This studentship is an excellent opportunity to become part of an international Global Challenges Research Fund project to enhance the yield of high-value essential oil compounds in Mentha (mint) plants in order to produce elite mint varieties for cultivation and commercial exploitation by local farming communities in rural Uganda. Different Mentha species have been shown to preferentially accumulate particular oil components, with the terpenoid compounds menthol and carvone being most abundant in peppermint (M. x piperita) and spearmint (M. spicata) respectively, and these are used extensively in a broad range of foodstuffs, beverages, cosmetics and medicinal products. Other essential oil compounds such as nepetalactone, the active ingredient in catnip, are produced in the closely related Nepeta genus and research has shown that nepetalactone has good insect repellence qualities, making it an excellent candidate for the developmental of low-cost mosquito repellents in order to reduce the incidence of malaria.
The biosynthetic pathways for menthol, carvone and nepetalactone are well-understood, and this project will employ plant metabolic engineering via genetic modification to enhance the yield of these compounds in the essential oils. Using advanced modular DNA assembly techniques such as the Golden Gate cloning system, key enzymes involved in the biosynthesis of menthol, carvone or nepetalactone will be manipulated by overexpression or down-regulation using RNA interference in order to optimise the production and accumulation of these compounds in transgenic plants. This will involve the creation of single and multi-gene constructs using different combinations of promoters, terminators and regulation mechanisms to identify the optimum combination of genetic modifications to maximise oil compound yield. Oil composition will be analysed by GC-MS and lines producing optimum oil profiles will be selected for growth trials in Uganda.
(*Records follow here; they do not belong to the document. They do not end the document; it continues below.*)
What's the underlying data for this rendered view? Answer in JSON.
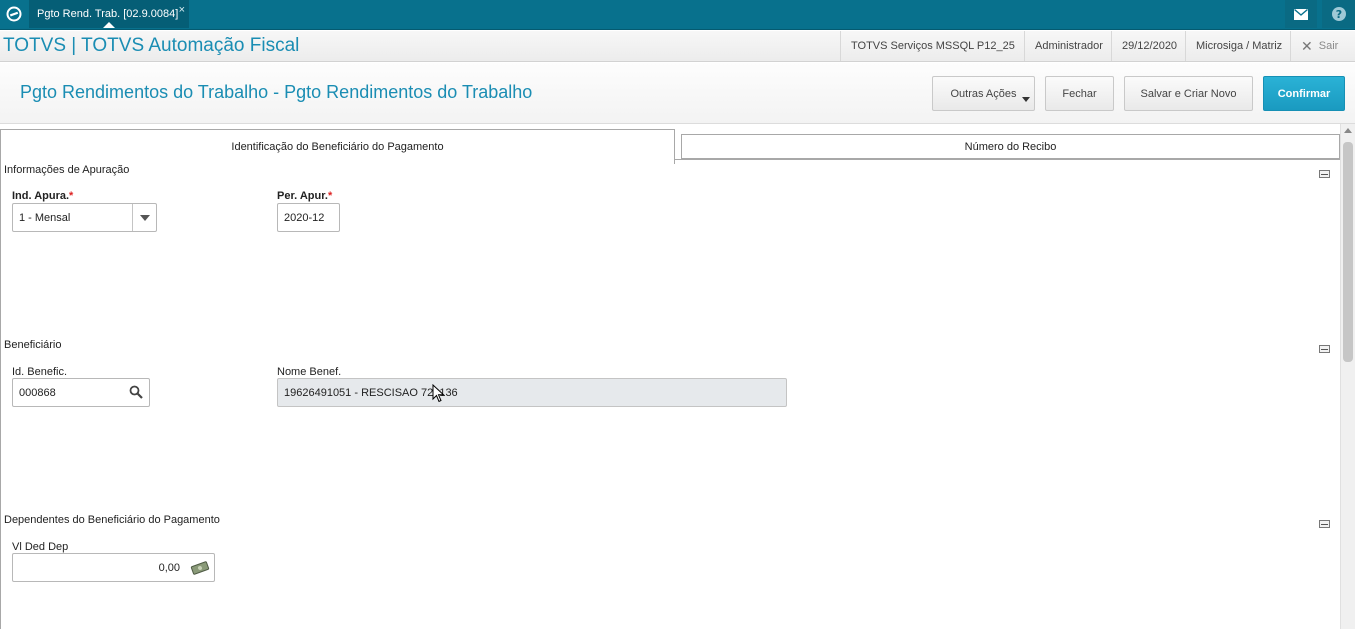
{
  "topbar": {
    "window_tab": {
      "label": "Pgto Rend. Trab. [02.9.0084]",
      "close": "×"
    },
    "icons": [
      "totvs-logo-icon",
      "mail-icon",
      "help-icon"
    ]
  },
  "header": {
    "app_title": "TOTVS | TOTVS Automação Fiscal",
    "environment": "TOTVS Serviços MSSQL P12_25",
    "user": "Administrador",
    "date": "29/12/2020",
    "company": "Microsiga / Matriz",
    "exit_label": "Sair"
  },
  "page": {
    "title": "Pgto Rendimentos do Trabalho - Pgto Rendimentos do Trabalho",
    "buttons": {
      "other_actions": "Outras Ações",
      "close": "Fechar",
      "save_new": "Salvar e Criar Novo",
      "confirm": "Confirmar"
    }
  },
  "tabs": [
    {
      "label": "Identificação do Beneficiário do Pagamento",
      "active": true
    },
    {
      "label": "Número do Recibo",
      "active": false
    }
  ],
  "sections": {
    "apuracao": {
      "title": "Informações de Apuração",
      "ind_apura": {
        "label": "Ind. Apura.",
        "required": "*",
        "value": "1 - Mensal"
      },
      "per_apur": {
        "label": "Per. Apur.",
        "required": "*",
        "value": "2020-12"
      }
    },
    "beneficiario": {
      "title": "Beneficiário",
      "id_benefic": {
        "label": "Id. Benefic.",
        "value": "000868"
      },
      "nome_benef": {
        "label": "Nome Benef.",
        "value": "19626491051 - RESCISAO 723136"
      }
    },
    "dependentes": {
      "title": "Dependentes do Beneficiário do Pagamento",
      "vl_ded_dep": {
        "label": "Vl Ded Dep",
        "value": "0,00"
      }
    }
  },
  "colors": {
    "topbar": "#08718d",
    "accent": "#1a8db3",
    "primary_button": "#1a9ac0",
    "required": "#dd2222"
  }
}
Transgenic lines sent to our partner organisations in Uganda will be cultivated and the oils extracted and sold directly or used for the development of local food, beverage and cosmetic products. Through partnerships established between Cardiff and Makerere Universities and with our local business partner organisation CEMPOP, this project will ensure that sustainable financial benefits accrue principally to local communities in Uganda, via cooperative groups set up to grow, harvest and exploit new mint crops.
The student will join a dynamic team of scientists working on the BBSRC GCRF-funded project and will be supervised by a highly-experienced plant molecular biologist and a world-renowned biological chemist.
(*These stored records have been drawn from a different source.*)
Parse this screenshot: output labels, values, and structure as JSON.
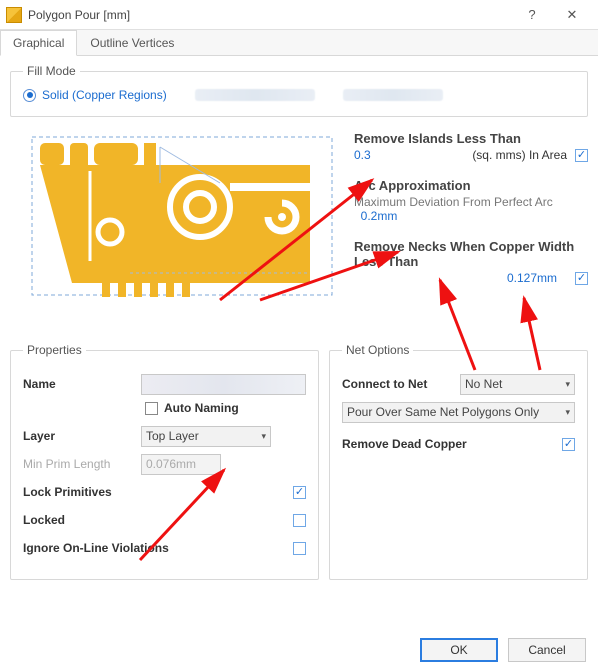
{
  "title": "Polygon Pour [mm]",
  "tabs": {
    "graphical": "Graphical",
    "outline": "Outline Vertices"
  },
  "fillmode": {
    "legend": "Fill Mode",
    "solid_label": "Solid (Copper Regions)"
  },
  "settings": {
    "removeIslands": {
      "title": "Remove Islands Less Than",
      "value": "0.3",
      "suffix": "(sq. mms) In Area",
      "checked": true
    },
    "arcApprox": {
      "title": "Arc Approximation",
      "subtitle": "Maximum Deviation From Perfect Arc",
      "value": "0.2mm"
    },
    "removeNecks": {
      "title": "Remove Necks When Copper Width Less Than",
      "value": "0.127mm",
      "checked": true
    }
  },
  "properties": {
    "legend": "Properties",
    "name_label": "Name",
    "name_value": "",
    "auto_naming_label": "Auto Naming",
    "layer_label": "Layer",
    "layer_value": "Top Layer",
    "min_prim_label": "Min Prim Length",
    "min_prim_value": "0.076mm",
    "lock_primitives_label": "Lock Primitives",
    "lock_primitives_checked": true,
    "locked_label": "Locked",
    "locked_checked": false,
    "ignore_violations_label": "Ignore On-Line Violations",
    "ignore_violations_checked": false
  },
  "netoptions": {
    "legend": "Net Options",
    "connect_label": "Connect to Net",
    "connect_value": "No Net",
    "pour_rule": "Pour Over Same Net Polygons Only",
    "remove_dead_label": "Remove Dead Copper",
    "remove_dead_checked": true
  },
  "buttons": {
    "ok": "OK",
    "cancel": "Cancel"
  }
}
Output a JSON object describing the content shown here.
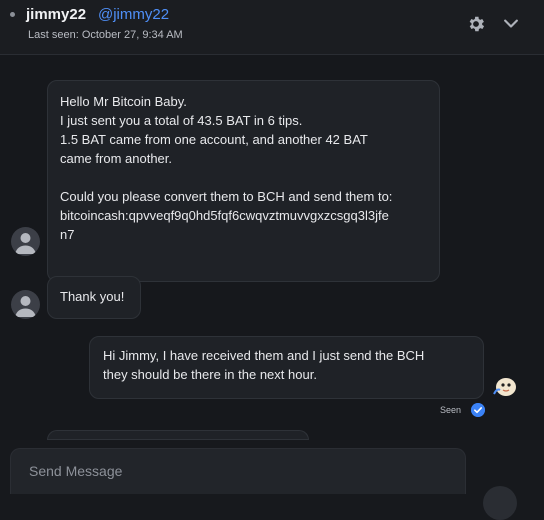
{
  "header": {
    "username": "jimmy22",
    "handle": "@jimmy22",
    "last_seen": "Last seen: October 27, 9:34 AM"
  },
  "messages": [
    {
      "lines": [
        "Hello Mr Bitcoin Baby.",
        "I just sent you a total of 43.5 BAT in 6 tips.",
        "1.5 BAT came from one account, and another 42 BAT",
        "came from another.",
        "",
        "Could you please convert them to BCH and send them to:",
        "bitcoincash:qpvveqf9q0hd5fqf6cwqvztmuvvgxzcsgq3l3jfe",
        "n7"
      ]
    },
    {
      "lines": [
        "Thank you!"
      ]
    },
    {
      "lines": [
        "Hi Jimmy, I have received them and I just send the BCH",
        "they should be there in the next hour."
      ]
    }
  ],
  "seen_label": "Seen",
  "composer": {
    "placeholder": "Send Message"
  },
  "icons": {
    "settings": "gear-icon",
    "collapse": "chevron-down-icon",
    "avatar": "user-avatar-icon",
    "seen": "check-circle-icon"
  },
  "colors": {
    "accent": "#4f8ff7",
    "background": "#16181c",
    "bubble": "#1f2227"
  }
}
This studentship is available to UK and EU nationals who have established UK residency (EU nationals must have ordinarily lived in the UK throughout the three years preceding the start of the studentship). Please refer to the DTP eligibility webpage for more details: https://www.swbio.ac.uk/programme/eligibility/
Cardiff University will be able to award up to one fully funded four-year studentship for EU students who do not meet the residency requirements.
Please refer to the DTP eligibility webpage for academic entry requirements: https://www.swbio.ac.uk/programme/eligibility/
If English is not your first language, you will need to achieve an IELTS score of 6.5 with 6.5 in all skills.
How to apply
Make your application to Cardiff University: https://www.cardiff.ac.uk/study/postgraduate/applying/how-to-apply
Please ensure that your application includes:
Two references. Neither of the referees should be part of the supervisory team.
Academic transcripts / degree certificate(s)
Personal statement. Please include supporting evidence for your Maths background.
Curriculum Vitae (CV)
English language certificates (where applicable)
Please refer to the DTP webpage for information about the selection process: https://www.swbio.ac.uk/programme/selection-process/
Applications must be submitted by midnight on Monday 2nd December 2019.